→ **Exercise directions**
Look for the word "sbin" in the entries and copy each line where it appears.

**** Materials provided ****

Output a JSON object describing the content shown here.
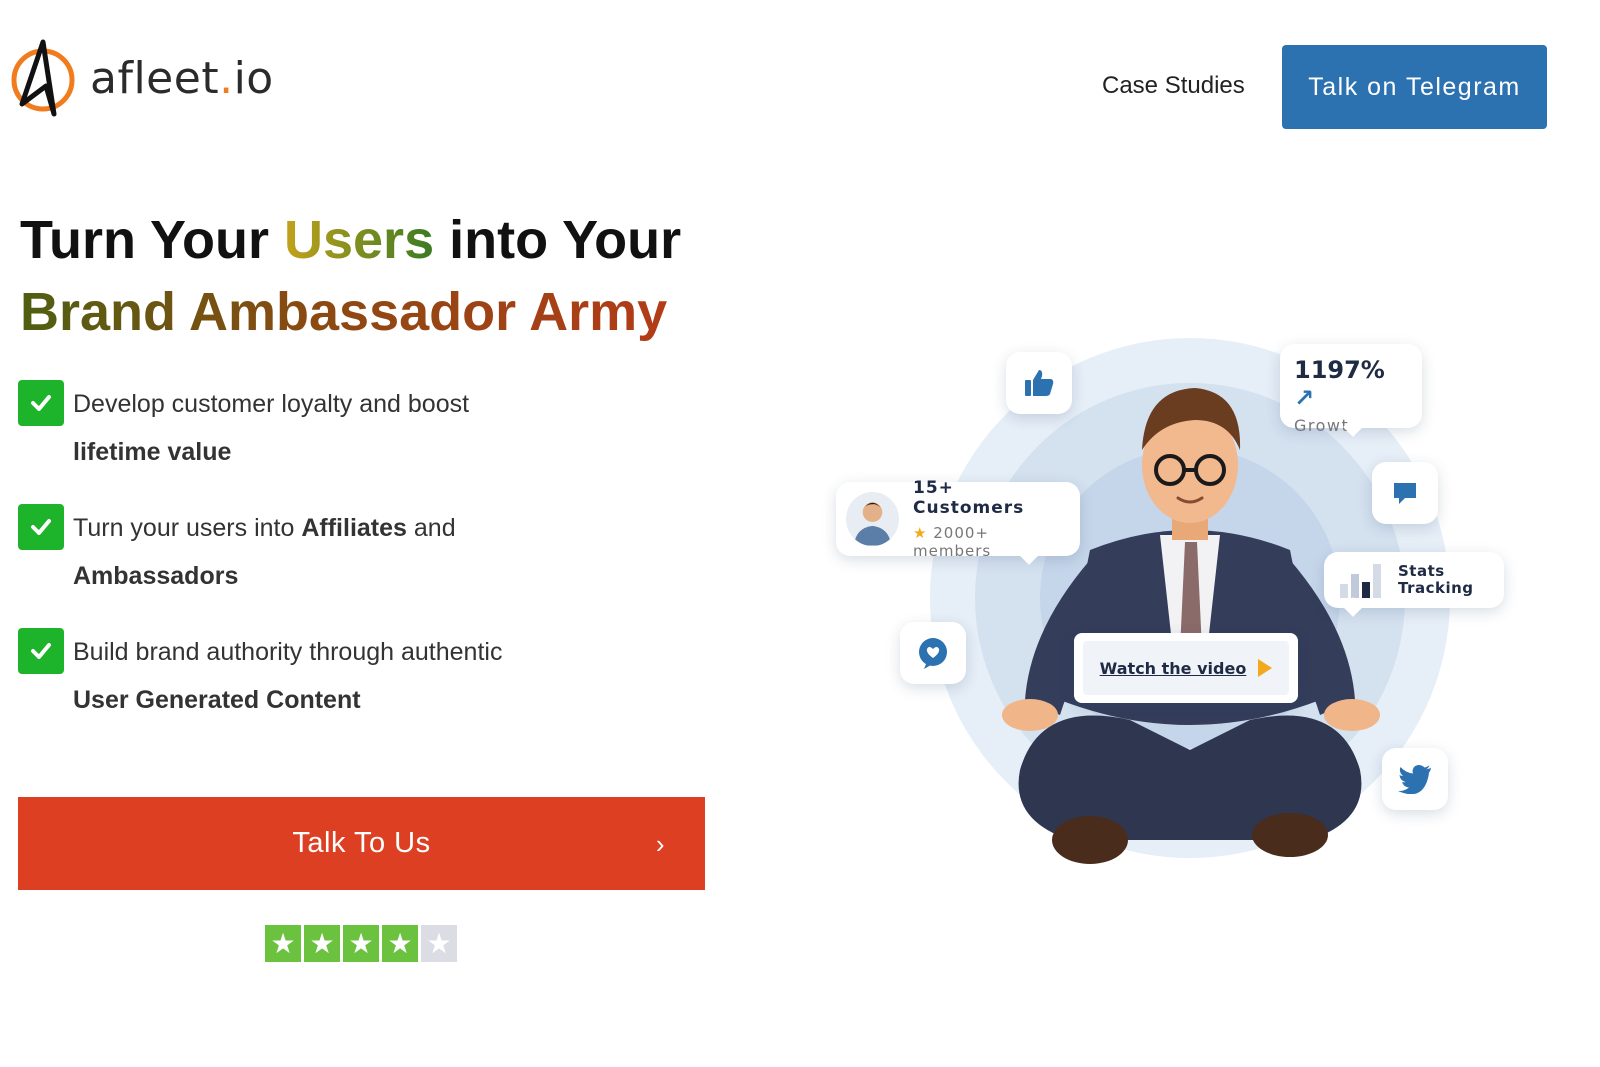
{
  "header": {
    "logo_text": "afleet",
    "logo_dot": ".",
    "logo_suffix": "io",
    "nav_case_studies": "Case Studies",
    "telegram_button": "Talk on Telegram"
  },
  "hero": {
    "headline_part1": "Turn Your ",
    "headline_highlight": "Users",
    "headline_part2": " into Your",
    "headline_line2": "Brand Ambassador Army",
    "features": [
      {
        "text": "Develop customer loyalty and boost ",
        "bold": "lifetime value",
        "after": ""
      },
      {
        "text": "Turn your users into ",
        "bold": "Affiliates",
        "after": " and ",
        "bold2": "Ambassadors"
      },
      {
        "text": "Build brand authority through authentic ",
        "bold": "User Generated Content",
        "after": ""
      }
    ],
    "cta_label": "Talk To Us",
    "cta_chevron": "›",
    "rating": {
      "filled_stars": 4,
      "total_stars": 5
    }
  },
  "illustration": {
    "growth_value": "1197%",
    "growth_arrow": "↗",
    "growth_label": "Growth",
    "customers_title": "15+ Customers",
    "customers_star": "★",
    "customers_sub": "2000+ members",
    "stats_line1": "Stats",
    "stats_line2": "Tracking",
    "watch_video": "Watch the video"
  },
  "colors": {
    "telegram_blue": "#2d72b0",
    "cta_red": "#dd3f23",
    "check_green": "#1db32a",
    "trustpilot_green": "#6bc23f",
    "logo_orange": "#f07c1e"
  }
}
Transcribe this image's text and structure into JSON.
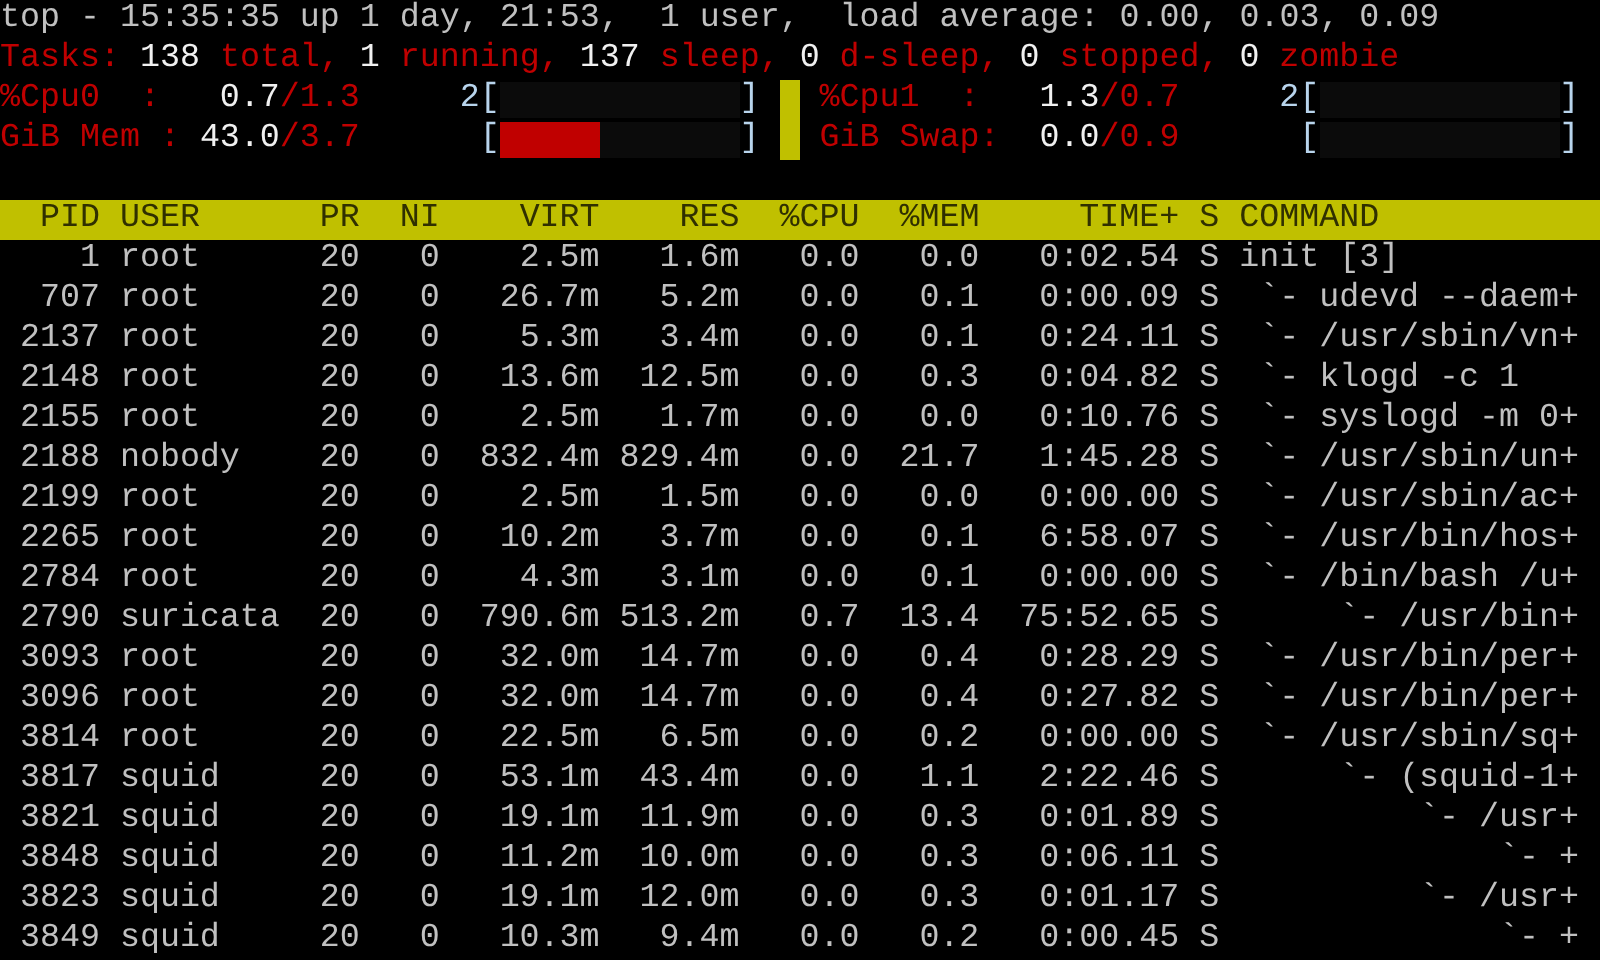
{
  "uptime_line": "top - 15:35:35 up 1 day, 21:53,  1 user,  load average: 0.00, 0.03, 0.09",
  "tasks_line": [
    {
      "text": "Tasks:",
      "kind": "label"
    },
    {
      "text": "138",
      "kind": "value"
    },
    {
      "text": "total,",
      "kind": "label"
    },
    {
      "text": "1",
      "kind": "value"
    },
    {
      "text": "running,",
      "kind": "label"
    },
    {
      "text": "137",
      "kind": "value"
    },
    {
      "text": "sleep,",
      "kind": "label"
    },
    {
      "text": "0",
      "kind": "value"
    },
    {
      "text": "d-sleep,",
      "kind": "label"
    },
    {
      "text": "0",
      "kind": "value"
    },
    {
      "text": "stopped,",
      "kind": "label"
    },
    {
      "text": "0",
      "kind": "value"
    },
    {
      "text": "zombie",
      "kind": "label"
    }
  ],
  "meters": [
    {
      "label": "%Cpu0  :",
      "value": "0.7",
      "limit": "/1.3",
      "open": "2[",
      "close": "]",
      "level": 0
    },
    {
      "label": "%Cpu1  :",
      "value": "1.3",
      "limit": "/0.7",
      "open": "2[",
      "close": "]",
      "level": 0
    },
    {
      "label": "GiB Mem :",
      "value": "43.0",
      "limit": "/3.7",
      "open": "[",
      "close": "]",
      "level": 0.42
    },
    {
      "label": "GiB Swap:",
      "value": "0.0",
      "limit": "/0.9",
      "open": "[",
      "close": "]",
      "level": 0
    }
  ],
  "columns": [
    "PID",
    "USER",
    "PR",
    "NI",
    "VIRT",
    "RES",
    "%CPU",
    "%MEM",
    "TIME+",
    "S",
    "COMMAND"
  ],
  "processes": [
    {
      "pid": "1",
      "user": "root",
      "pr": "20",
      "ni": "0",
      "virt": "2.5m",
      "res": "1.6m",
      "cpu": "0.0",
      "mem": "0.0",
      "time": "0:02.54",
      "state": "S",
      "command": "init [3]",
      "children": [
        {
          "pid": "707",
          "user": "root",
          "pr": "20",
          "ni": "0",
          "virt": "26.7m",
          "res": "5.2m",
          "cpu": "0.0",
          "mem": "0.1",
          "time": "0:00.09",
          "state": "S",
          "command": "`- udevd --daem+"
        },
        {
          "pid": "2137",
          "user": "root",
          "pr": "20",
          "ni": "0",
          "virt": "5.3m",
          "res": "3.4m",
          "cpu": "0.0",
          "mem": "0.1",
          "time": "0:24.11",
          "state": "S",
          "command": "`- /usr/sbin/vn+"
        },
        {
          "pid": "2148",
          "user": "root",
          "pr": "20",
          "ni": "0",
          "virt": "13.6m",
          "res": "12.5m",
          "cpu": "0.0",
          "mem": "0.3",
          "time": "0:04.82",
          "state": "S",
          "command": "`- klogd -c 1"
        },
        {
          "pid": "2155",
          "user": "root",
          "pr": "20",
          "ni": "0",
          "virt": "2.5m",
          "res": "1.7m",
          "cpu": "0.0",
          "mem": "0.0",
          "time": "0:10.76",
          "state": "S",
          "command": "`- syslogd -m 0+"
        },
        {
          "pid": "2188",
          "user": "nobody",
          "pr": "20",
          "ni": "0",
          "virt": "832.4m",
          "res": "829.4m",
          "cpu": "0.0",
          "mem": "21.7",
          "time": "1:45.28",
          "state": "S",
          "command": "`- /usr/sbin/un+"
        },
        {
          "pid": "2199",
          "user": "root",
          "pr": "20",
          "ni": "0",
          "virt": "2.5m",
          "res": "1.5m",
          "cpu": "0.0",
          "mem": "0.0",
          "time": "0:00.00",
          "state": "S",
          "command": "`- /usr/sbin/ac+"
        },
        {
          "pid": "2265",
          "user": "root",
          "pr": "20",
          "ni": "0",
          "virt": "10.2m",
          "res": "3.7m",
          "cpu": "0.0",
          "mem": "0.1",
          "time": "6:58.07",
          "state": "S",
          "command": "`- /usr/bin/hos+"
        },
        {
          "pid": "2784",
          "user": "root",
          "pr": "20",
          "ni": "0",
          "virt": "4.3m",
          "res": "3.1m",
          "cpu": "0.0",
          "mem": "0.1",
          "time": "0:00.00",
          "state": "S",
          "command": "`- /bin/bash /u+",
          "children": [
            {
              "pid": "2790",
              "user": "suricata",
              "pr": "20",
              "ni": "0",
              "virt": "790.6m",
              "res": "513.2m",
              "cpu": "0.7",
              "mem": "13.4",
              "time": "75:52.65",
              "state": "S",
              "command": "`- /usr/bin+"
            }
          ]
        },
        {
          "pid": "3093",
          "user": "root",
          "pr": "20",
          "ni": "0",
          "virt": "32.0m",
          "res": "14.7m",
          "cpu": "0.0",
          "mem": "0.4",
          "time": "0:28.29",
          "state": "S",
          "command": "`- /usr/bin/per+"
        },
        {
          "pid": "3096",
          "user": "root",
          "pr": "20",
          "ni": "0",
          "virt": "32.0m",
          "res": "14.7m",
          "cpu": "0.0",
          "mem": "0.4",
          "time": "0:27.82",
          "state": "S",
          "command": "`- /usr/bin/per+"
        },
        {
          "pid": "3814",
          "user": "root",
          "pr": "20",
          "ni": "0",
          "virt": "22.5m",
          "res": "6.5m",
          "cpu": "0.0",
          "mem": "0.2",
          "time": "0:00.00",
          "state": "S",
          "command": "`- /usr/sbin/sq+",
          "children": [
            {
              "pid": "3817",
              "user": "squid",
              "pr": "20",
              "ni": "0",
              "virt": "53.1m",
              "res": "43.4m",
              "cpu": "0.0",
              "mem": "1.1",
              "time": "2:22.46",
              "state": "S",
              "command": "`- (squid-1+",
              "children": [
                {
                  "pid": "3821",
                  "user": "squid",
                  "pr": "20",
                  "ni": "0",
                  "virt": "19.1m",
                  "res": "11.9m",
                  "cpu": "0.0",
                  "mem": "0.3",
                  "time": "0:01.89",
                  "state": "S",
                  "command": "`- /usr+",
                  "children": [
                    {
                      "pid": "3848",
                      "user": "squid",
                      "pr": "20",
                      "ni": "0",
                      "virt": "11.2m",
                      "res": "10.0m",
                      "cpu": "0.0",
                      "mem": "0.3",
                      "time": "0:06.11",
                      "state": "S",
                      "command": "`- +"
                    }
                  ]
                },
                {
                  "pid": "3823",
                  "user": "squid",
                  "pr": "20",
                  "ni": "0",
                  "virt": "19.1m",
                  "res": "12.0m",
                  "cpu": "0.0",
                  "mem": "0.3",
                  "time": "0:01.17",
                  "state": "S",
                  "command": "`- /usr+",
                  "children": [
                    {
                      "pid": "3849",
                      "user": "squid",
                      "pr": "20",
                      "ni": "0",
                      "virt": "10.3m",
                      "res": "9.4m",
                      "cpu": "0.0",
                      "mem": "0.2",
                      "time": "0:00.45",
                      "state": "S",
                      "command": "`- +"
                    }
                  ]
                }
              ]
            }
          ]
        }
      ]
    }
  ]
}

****
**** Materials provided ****

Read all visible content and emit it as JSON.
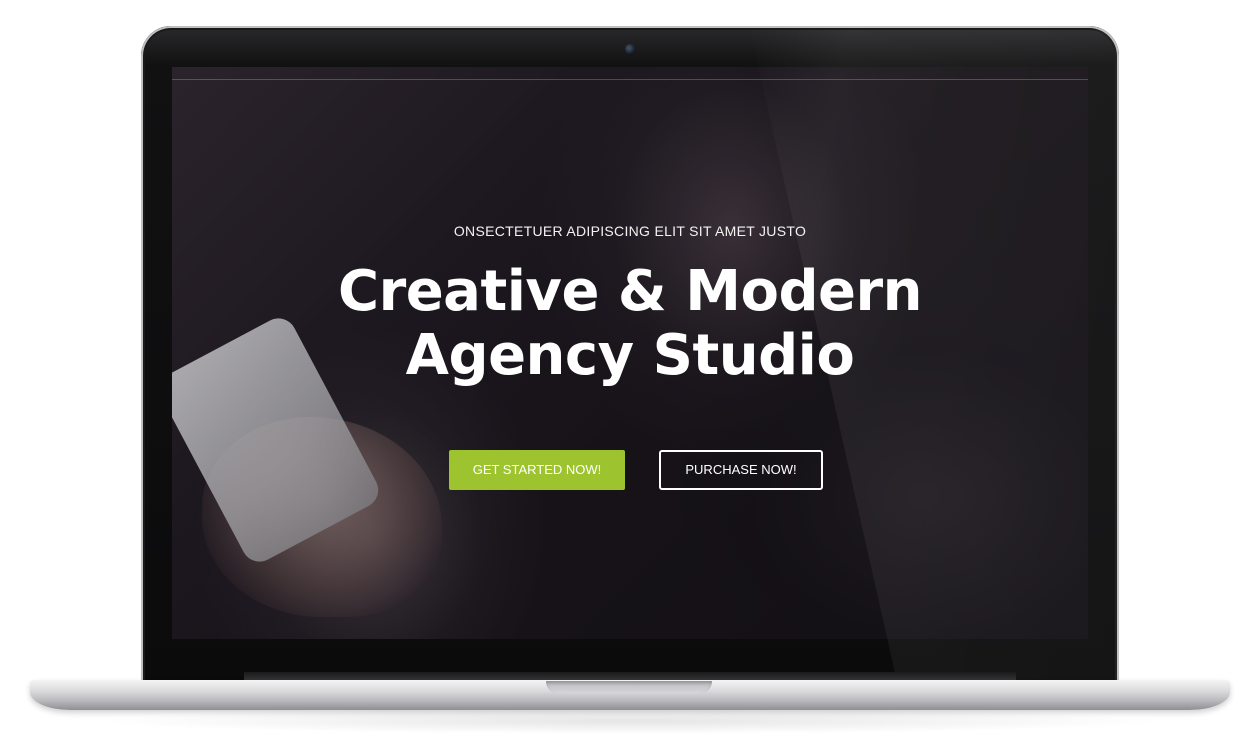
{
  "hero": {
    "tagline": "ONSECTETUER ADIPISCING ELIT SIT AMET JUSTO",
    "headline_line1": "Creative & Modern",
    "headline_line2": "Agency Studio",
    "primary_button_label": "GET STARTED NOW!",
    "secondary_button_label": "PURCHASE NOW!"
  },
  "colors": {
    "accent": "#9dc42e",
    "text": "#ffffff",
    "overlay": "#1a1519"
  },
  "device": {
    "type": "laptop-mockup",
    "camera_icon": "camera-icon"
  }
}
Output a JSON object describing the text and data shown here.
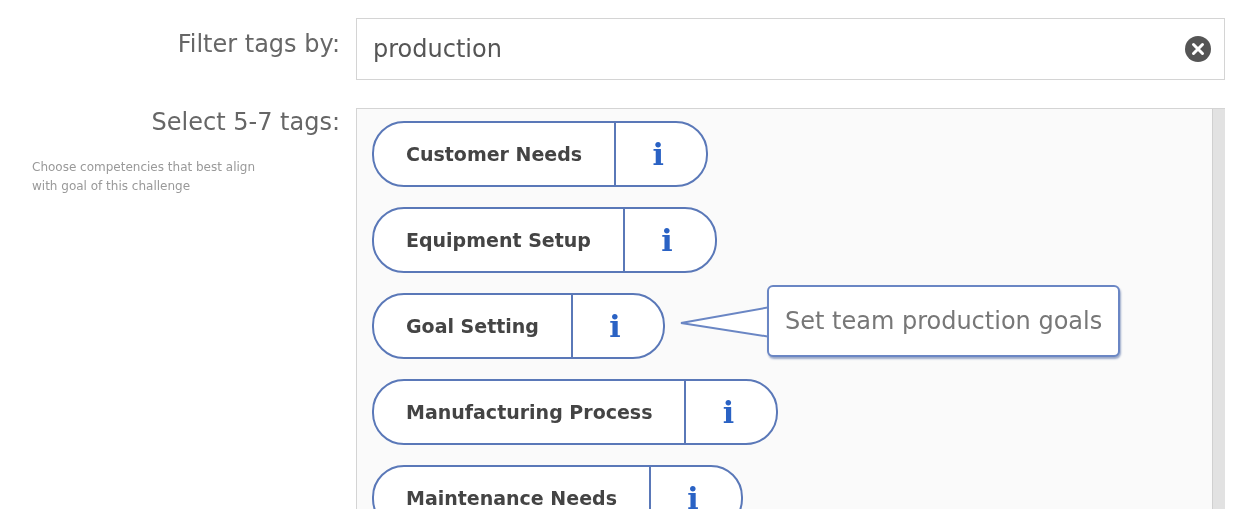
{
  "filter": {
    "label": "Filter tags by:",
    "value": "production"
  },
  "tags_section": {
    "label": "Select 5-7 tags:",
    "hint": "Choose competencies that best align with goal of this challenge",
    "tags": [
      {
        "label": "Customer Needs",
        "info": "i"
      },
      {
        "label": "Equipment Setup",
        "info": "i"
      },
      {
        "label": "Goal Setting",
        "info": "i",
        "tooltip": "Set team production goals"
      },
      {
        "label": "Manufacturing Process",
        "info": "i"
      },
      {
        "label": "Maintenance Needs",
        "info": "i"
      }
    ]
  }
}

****

→ **Reply to the exercise**
          "command": "`- /usr/sbin/vn+"
          "command": "`- /usr/sbin/un+"
          "command": "`- /usr/sbin/ac+"
          "command": "`- /usr/sbin/sq+",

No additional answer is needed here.